== DATASET

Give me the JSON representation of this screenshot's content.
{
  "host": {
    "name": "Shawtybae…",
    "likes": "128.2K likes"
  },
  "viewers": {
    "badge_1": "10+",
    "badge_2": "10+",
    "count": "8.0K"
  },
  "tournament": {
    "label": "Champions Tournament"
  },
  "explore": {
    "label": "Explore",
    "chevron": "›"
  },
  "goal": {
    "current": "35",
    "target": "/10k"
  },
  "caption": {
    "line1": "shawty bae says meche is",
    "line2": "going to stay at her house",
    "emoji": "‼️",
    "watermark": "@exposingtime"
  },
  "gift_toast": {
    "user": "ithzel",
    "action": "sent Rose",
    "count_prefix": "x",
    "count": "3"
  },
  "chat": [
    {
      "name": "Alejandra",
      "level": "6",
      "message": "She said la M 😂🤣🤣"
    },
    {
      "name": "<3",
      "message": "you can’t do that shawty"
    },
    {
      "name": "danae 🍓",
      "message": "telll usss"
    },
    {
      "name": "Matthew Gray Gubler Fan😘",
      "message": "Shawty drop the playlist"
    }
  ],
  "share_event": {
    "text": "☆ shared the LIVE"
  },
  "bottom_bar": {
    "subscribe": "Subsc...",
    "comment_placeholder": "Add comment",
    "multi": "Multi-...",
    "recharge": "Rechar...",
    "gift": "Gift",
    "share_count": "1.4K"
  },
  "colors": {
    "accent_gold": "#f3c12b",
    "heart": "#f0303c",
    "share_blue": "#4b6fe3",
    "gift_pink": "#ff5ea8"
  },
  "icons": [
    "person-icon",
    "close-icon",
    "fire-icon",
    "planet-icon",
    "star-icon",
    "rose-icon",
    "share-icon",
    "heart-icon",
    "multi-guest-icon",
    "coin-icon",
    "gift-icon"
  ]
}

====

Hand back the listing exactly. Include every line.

### EXERCISE RESULT:
Give me the JSON representation of this screenshot's content.
{
  "host": {
    "name": "Shawtybae…",
    "likes": "128.2K likes"
  },
  "viewers": {
    "badge_1": "10+",
    "badge_2": "10+",
    "count": "8.0K"
  },
  "tournament": {
    "label": "Champions Tournament"
  },
  "explore": {
    "label": "Explore",
    "chevron": "›"
  },
  "goal": {
    "current": "35",
    "target": "/10k"
  },
  "caption": {
    "line1": "shawty bae says meche is",
    "line2": "going to stay at her house",
    "emoji": "‼️",
    "watermark": "@exposingtime"
  },
  "gift_toast": {
    "user": "ithzel",
    "action": "sent Rose",
    "count_prefix": "x",
    "count": "3"
  },
  "chat": [
    {
      "name": "Alejandra",
      "level": "6",
      "message": "She said la M 😂🤣🤣"
    },
    {
      "name": "<3",
      "message": "you can’t do that shawty"
    },
    {
      "name": "danae 🍓",
      "message": "telll usss"
    },
    {
      "name": "Matthew Gray Gubler Fan😘",
      "message": "Shawty drop the playlist"
    }
  ],
  "share_event": {
    "text": "☆ shared the LIVE"
  },
  "bottom_bar": {
    "subscribe": "Subsc...",
    "comment_placeholder": "Add comment",
    "multi": "Multi-...",
    "recharge": "Rechar...",
    "gift": "Gift",
    "share_count": "1.4K"
  },
  "colors": {
    "accent_gold": "#f3c12b",
    "heart": "#f0303c",
    "share_blue": "#4b6fe3",
    "gift_pink": "#ff5ea8"
  },
  "icons": [
    "person-icon",
    "close-icon",
    "fire-icon",
    "planet-icon",
    "star-icon",
    "rose-icon",
    "share-icon",
    "heart-icon",
    "multi-guest-icon",
    "coin-icon",
    "gift-icon"
  ]
}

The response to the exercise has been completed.